- PROMPT -
Search the material for the string "label", then show every line where it turns up.
----
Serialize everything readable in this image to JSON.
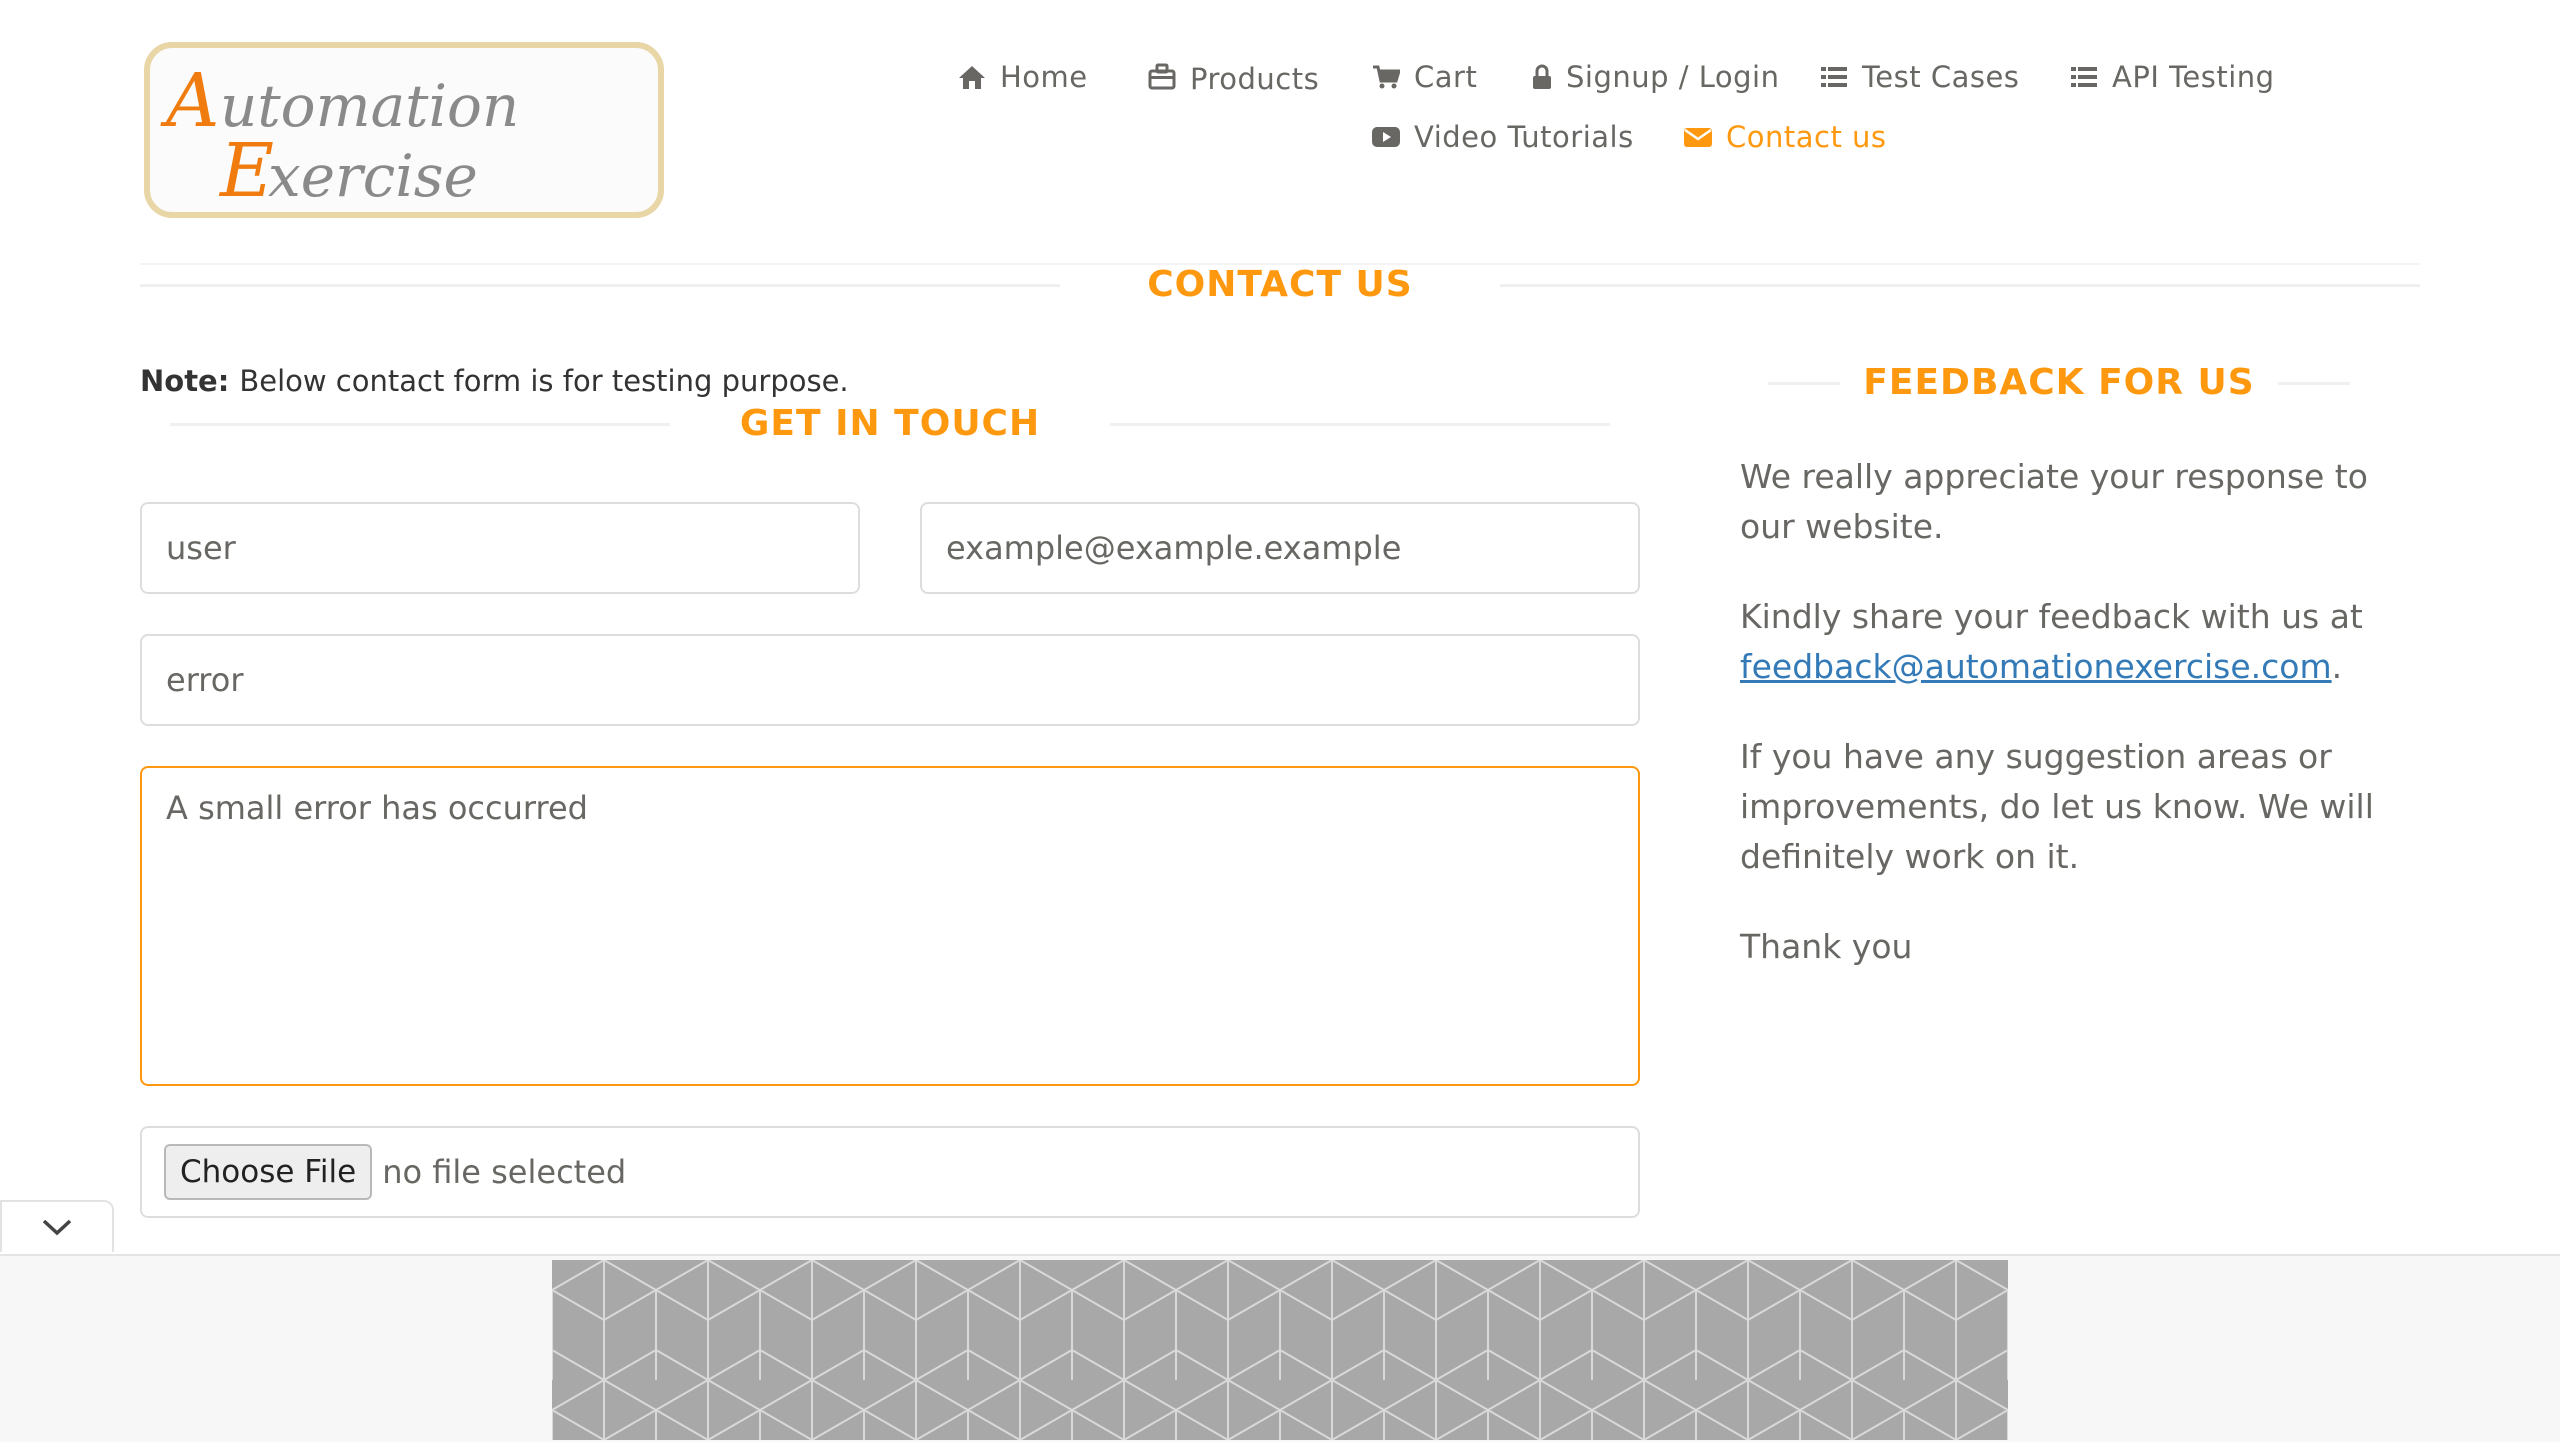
{
  "logo": {
    "line1": "Automation",
    "line2": "Exercise"
  },
  "nav": [
    {
      "label": "Home",
      "icon": "home-icon"
    },
    {
      "label": "Products",
      "icon": "briefcase-icon"
    },
    {
      "label": "Cart",
      "icon": "cart-icon"
    },
    {
      "label": "Signup / Login",
      "icon": "lock-icon"
    },
    {
      "label": "Test Cases",
      "icon": "list-icon"
    },
    {
      "label": "API Testing",
      "icon": "list-icon"
    },
    {
      "label": "Video Tutorials",
      "icon": "youtube-play-icon"
    },
    {
      "label": "Contact us",
      "icon": "envelope-icon",
      "active": true
    }
  ],
  "page_title": "Contact Us",
  "note": {
    "label": "Note:",
    "text": "Below contact form is for testing purpose."
  },
  "form": {
    "title": "Get In Touch",
    "name_value": "user",
    "email_value": "example@example.example",
    "subject_value": "error",
    "message_value": "A small error has occurred",
    "file_button": "Choose File",
    "file_status": "no file selected"
  },
  "feedback": {
    "title": "Feedback For Us",
    "p1": "We really appreciate your response to our website.",
    "p2_text": "Kindly share your feedback with us at",
    "p2_link": "feedback@automationexercise.com",
    "p2_end": ".",
    "p3": "If you have any suggestion areas or improvements, do let us know. We will definitely work on it.",
    "p4": "Thank you"
  },
  "colors": {
    "accent": "#FE980F",
    "text": "#696763",
    "link": "#337ab7",
    "border": "#dddddd"
  }
}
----
- WRITTEN SOLUTION -
      "label": "Home",
      "label": "Products",
      "label": "Cart",
      "label": "Signup / Login",
      "label": "Test Cases",
      "label": "API Testing",
      "label": "Video Tutorials",
      "label": "Contact us",
    "label": "Note:",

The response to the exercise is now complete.